### PROBLEM STATEMENT
From the first line to the last, copy the material word for word; pictures stay out.

Segment Start: EXERCISE DATA

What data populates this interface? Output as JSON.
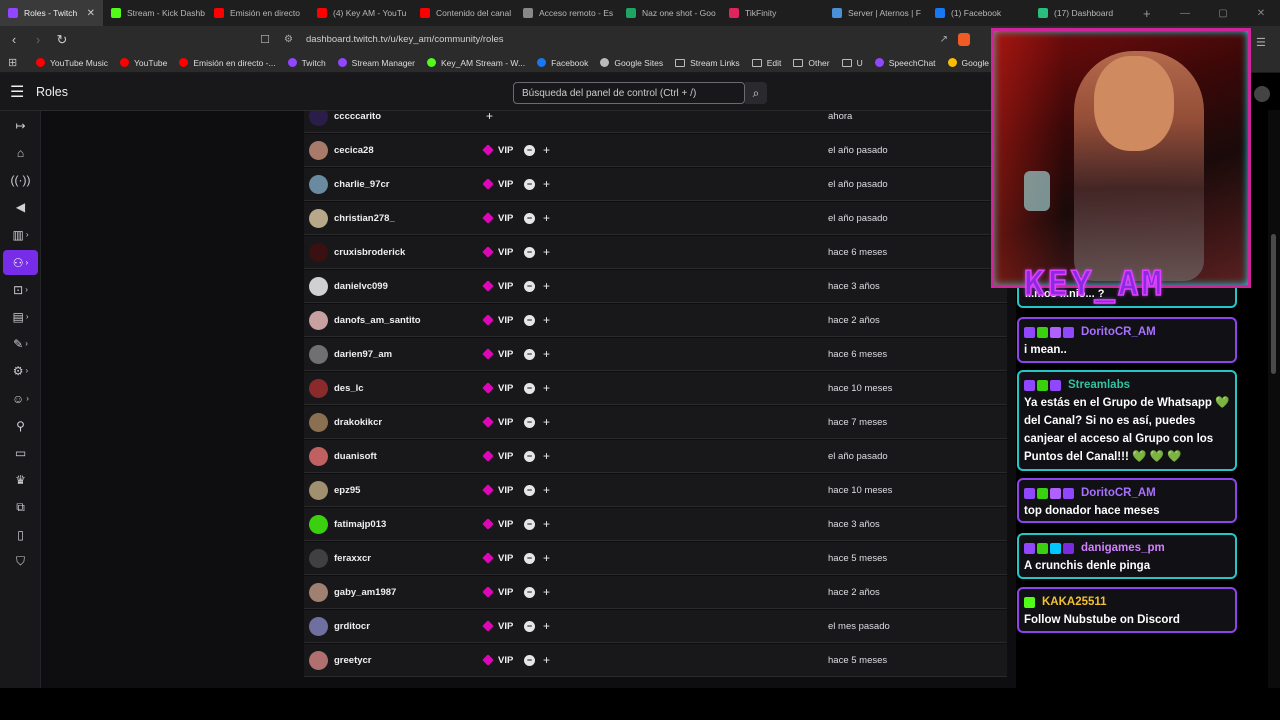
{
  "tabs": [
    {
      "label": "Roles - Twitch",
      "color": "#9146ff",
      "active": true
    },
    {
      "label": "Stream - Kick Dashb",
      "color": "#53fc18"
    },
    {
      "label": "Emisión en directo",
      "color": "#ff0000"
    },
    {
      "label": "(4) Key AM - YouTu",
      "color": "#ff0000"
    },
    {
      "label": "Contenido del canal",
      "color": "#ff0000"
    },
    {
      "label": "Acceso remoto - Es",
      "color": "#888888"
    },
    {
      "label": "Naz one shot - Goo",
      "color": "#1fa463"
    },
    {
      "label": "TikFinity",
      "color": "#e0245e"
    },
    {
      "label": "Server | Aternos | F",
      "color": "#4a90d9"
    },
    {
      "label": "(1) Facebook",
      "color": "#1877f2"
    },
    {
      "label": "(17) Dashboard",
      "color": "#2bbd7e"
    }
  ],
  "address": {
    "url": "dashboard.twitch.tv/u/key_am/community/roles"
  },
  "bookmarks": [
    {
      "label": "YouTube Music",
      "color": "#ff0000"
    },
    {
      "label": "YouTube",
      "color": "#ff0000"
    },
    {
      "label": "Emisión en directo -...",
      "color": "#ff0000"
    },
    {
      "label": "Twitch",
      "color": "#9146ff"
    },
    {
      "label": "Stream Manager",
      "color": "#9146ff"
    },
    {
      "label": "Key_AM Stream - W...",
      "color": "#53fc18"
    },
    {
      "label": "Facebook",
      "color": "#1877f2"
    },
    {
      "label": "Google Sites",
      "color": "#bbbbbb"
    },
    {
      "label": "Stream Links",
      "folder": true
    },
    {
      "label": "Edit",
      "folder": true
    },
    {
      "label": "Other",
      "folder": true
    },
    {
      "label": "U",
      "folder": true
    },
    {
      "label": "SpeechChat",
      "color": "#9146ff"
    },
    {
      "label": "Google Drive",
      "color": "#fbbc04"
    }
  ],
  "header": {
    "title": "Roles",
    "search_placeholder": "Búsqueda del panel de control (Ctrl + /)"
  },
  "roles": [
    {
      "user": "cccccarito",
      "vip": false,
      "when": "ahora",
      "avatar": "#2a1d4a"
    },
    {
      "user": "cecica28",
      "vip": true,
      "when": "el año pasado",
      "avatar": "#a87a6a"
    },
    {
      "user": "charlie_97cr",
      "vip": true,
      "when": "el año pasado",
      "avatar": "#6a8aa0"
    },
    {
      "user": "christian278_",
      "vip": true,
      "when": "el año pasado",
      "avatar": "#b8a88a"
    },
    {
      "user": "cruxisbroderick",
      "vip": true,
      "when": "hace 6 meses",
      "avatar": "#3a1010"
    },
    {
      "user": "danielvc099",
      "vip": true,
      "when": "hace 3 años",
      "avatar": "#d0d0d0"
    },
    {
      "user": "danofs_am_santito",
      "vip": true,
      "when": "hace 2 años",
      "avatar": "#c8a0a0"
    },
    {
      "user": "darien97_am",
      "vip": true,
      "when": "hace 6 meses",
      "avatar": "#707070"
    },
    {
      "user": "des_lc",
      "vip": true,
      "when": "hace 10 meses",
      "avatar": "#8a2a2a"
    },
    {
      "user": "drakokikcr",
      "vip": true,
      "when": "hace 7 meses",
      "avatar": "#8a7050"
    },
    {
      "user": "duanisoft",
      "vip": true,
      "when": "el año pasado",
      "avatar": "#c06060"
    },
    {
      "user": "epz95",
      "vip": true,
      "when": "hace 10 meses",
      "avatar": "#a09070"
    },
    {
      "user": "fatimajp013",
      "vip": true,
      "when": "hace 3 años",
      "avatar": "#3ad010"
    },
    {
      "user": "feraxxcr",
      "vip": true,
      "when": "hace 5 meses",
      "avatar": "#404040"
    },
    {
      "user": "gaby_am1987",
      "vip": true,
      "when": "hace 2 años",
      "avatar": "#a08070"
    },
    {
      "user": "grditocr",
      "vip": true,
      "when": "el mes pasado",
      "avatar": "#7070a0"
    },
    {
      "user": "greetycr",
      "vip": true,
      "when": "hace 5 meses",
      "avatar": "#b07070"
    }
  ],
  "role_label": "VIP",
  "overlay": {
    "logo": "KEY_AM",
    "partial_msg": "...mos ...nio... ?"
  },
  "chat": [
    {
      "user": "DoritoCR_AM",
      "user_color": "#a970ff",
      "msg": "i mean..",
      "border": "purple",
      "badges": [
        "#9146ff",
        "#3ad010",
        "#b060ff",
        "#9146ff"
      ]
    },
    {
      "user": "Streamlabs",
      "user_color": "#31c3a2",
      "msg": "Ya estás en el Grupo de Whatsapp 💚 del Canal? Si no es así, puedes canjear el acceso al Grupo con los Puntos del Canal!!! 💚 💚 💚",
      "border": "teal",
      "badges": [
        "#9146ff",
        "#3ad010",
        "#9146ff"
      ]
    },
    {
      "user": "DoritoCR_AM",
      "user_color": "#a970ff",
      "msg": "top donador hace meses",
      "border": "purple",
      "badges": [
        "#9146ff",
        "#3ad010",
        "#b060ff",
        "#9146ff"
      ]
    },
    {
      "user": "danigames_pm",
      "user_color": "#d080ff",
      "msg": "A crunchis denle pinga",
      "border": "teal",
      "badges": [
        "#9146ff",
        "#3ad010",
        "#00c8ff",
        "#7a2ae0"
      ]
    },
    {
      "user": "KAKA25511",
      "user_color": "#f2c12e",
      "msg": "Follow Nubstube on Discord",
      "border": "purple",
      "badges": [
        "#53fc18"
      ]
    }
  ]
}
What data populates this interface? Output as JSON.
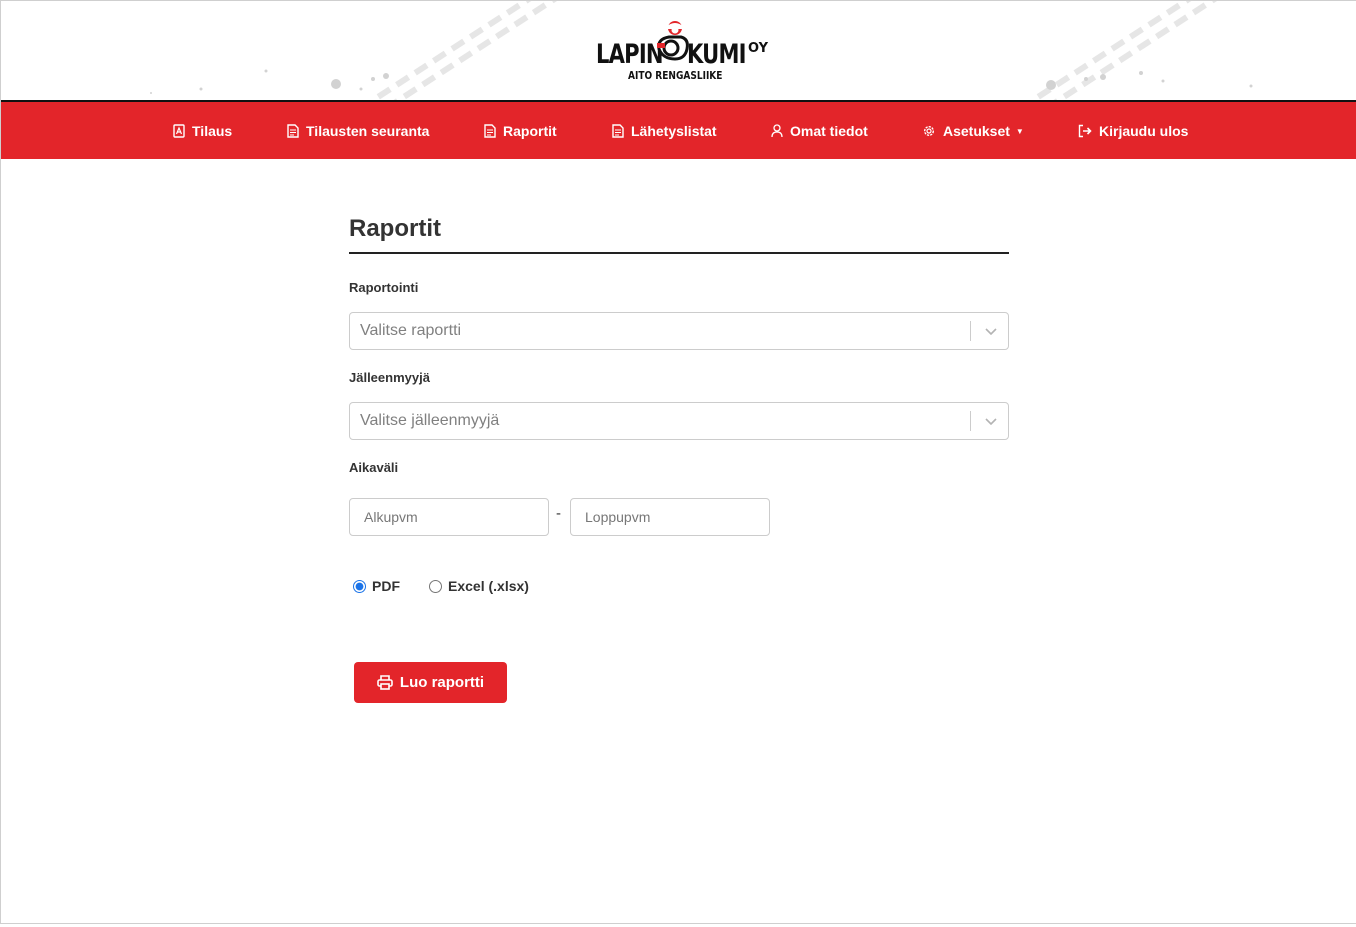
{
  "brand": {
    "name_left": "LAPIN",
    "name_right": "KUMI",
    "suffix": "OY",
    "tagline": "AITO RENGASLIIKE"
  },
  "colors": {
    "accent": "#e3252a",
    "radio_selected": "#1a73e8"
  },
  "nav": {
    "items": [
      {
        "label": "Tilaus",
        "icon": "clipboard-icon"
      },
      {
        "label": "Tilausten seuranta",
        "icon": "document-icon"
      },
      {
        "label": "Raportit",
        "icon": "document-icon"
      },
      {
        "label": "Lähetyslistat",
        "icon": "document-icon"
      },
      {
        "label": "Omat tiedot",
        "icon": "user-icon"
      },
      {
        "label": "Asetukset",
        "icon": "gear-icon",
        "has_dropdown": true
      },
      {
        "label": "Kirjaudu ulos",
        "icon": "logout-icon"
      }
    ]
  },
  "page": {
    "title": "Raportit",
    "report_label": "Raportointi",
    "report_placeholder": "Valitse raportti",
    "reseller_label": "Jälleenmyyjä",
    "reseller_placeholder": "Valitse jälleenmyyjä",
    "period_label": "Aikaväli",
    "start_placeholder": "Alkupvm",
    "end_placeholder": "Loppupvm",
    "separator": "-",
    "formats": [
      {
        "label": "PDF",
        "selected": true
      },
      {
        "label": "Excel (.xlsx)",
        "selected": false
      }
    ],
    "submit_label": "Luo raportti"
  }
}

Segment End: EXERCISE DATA

### SOLUTION FOR THIS PROBLEM
What data populates this interface? Output as JSON.
{
  "tabs": [
    {
      "label": "Roles - Twitch",
      "color": "#9146ff",
      "active": true
    },
    {
      "label": "Stream - Kick Dashb",
      "color": "#53fc18"
    },
    {
      "label": "Emisión en directo",
      "color": "#ff0000"
    },
    {
      "label": "(4) Key AM - YouTu",
      "color": "#ff0000"
    },
    {
      "label": "Contenido del canal",
      "color": "#ff0000"
    },
    {
      "label": "Acceso remoto - Es",
      "color": "#888888"
    },
    {
      "label": "Naz one shot - Goo",
      "color": "#1fa463"
    },
    {
      "label": "TikFinity",
      "color": "#e0245e"
    },
    {
      "label": "Server | Aternos | F",
      "color": "#4a90d9"
    },
    {
      "label": "(1) Facebook",
      "color": "#1877f2"
    },
    {
      "label": "(17) Dashboard",
      "color": "#2bbd7e"
    }
  ],
  "address": {
    "url": "dashboard.twitch.tv/u/key_am/community/roles"
  },
  "bookmarks": [
    {
      "label": "YouTube Music",
      "color": "#ff0000"
    },
    {
      "label": "YouTube",
      "color": "#ff0000"
    },
    {
      "label": "Emisión en directo -...",
      "color": "#ff0000"
    },
    {
      "label": "Twitch",
      "color": "#9146ff"
    },
    {
      "label": "Stream Manager",
      "color": "#9146ff"
    },
    {
      "label": "Key_AM Stream - W...",
      "color": "#53fc18"
    },
    {
      "label": "Facebook",
      "color": "#1877f2"
    },
    {
      "label": "Google Sites",
      "color": "#bbbbbb"
    },
    {
      "label": "Stream Links",
      "folder": true
    },
    {
      "label": "Edit",
      "folder": true
    },
    {
      "label": "Other",
      "folder": true
    },
    {
      "label": "U",
      "folder": true
    },
    {
      "label": "SpeechChat",
      "color": "#9146ff"
    },
    {
      "label": "Google Drive",
      "color": "#fbbc04"
    }
  ],
  "header": {
    "title": "Roles",
    "search_placeholder": "Búsqueda del panel de control (Ctrl + /)"
  },
  "roles": [
    {
      "user": "cccccarito",
      "vip": false,
      "when": "ahora",
      "avatar": "#2a1d4a"
    },
    {
      "user": "cecica28",
      "vip": true,
      "when": "el año pasado",
      "avatar": "#a87a6a"
    },
    {
      "user": "charlie_97cr",
      "vip": true,
      "when": "el año pasado",
      "avatar": "#6a8aa0"
    },
    {
      "user": "christian278_",
      "vip": true,
      "when": "el año pasado",
      "avatar": "#b8a88a"
    },
    {
      "user": "cruxisbroderick",
      "vip": true,
      "when": "hace 6 meses",
      "avatar": "#3a1010"
    },
    {
      "user": "danielvc099",
      "vip": true,
      "when": "hace 3 años",
      "avatar": "#d0d0d0"
    },
    {
      "user": "danofs_am_santito",
      "vip": true,
      "when": "hace 2 años",
      "avatar": "#c8a0a0"
    },
    {
      "user": "darien97_am",
      "vip": true,
      "when": "hace 6 meses",
      "avatar": "#707070"
    },
    {
      "user": "des_lc",
      "vip": true,
      "when": "hace 10 meses",
      "avatar": "#8a2a2a"
    },
    {
      "user": "drakokikcr",
      "vip": true,
      "when": "hace 7 meses",
      "avatar": "#8a7050"
    },
    {
      "user": "duanisoft",
      "vip": true,
      "when": "el año pasado",
      "avatar": "#c06060"
    },
    {
      "user": "epz95",
      "vip": true,
      "when": "hace 10 meses",
      "avatar": "#a09070"
    },
    {
      "user": "fatimajp013",
      "vip": true,
      "when": "hace 3 años",
      "avatar": "#3ad010"
    },
    {
      "user": "feraxxcr",
      "vip": true,
      "when": "hace 5 meses",
      "avatar": "#404040"
    },
    {
      "user": "gaby_am1987",
      "vip": true,
      "when": "hace 2 años",
      "avatar": "#a08070"
    },
    {
      "user": "grditocr",
      "vip": true,
      "when": "el mes pasado",
      "avatar": "#7070a0"
    },
    {
      "user": "greetycr",
      "vip": true,
      "when": "hace 5 meses",
      "avatar": "#b07070"
    }
  ],
  "role_label": "VIP",
  "overlay": {
    "logo": "KEY_AM",
    "partial_msg": "...mos ...nio... ?"
  },
  "chat": [
    {
      "user": "DoritoCR_AM",
      "user_color": "#a970ff",
      "msg": "i mean..",
      "border": "purple",
      "badges": [
        "#9146ff",
        "#3ad010",
        "#b060ff",
        "#9146ff"
      ]
    },
    {
      "user": "Streamlabs",
      "user_color": "#31c3a2",
      "msg": "Ya estás en el Grupo de Whatsapp 💚 del Canal? Si no es así, puedes canjear el acceso al Grupo con los Puntos del Canal!!! 💚 💚 💚",
      "border": "teal",
      "badges": [
        "#9146ff",
        "#3ad010",
        "#9146ff"
      ]
    },
    {
      "user": "DoritoCR_AM",
      "user_color": "#a970ff",
      "msg": "top donador hace meses",
      "border": "purple",
      "badges": [
        "#9146ff",
        "#3ad010",
        "#b060ff",
        "#9146ff"
      ]
    },
    {
      "user": "danigames_pm",
      "user_color": "#d080ff",
      "msg": "A crunchis denle pinga",
      "border": "teal",
      "badges": [
        "#9146ff",
        "#3ad010",
        "#00c8ff",
        "#7a2ae0"
      ]
    },
    {
      "user": "KAKA25511",
      "user_color": "#f2c12e",
      "msg": "Follow Nubstube on Discord",
      "border": "purple",
      "badges": [
        "#53fc18"
      ]
    }
  ]
}
What data populates this interface? Output as JSON.
{
  "brand": {
    "name_left": "LAPIN",
    "name_right": "KUMI",
    "suffix": "OY",
    "tagline": "AITO RENGASLIIKE"
  },
  "colors": {
    "accent": "#e3252a",
    "radio_selected": "#1a73e8"
  },
  "nav": {
    "items": [
      {
        "label": "Tilaus",
        "icon": "clipboard-icon"
      },
      {
        "label": "Tilausten seuranta",
        "icon": "document-icon"
      },
      {
        "label": "Raportit",
        "icon": "document-icon"
      },
      {
        "label": "Lähetyslistat",
        "icon": "document-icon"
      },
      {
        "label": "Omat tiedot",
        "icon": "user-icon"
      },
      {
        "label": "Asetukset",
        "icon": "gear-icon",
        "has_dropdown": true
      },
      {
        "label": "Kirjaudu ulos",
        "icon": "logout-icon"
      }
    ]
  },
  "page": {
    "title": "Raportit",
    "report_label": "Raportointi",
    "report_placeholder": "Valitse raportti",
    "reseller_label": "Jälleenmyyjä",
    "reseller_placeholder": "Valitse jälleenmyyjä",
    "period_label": "Aikaväli",
    "start_placeholder": "Alkupvm",
    "end_placeholder": "Loppupvm",
    "separator": "-",
    "formats": [
      {
        "label": "PDF",
        "selected": true
      },
      {
        "label": "Excel (.xlsx)",
        "selected": false
      }
    ],
    "submit_label": "Luo raportti"
  }
}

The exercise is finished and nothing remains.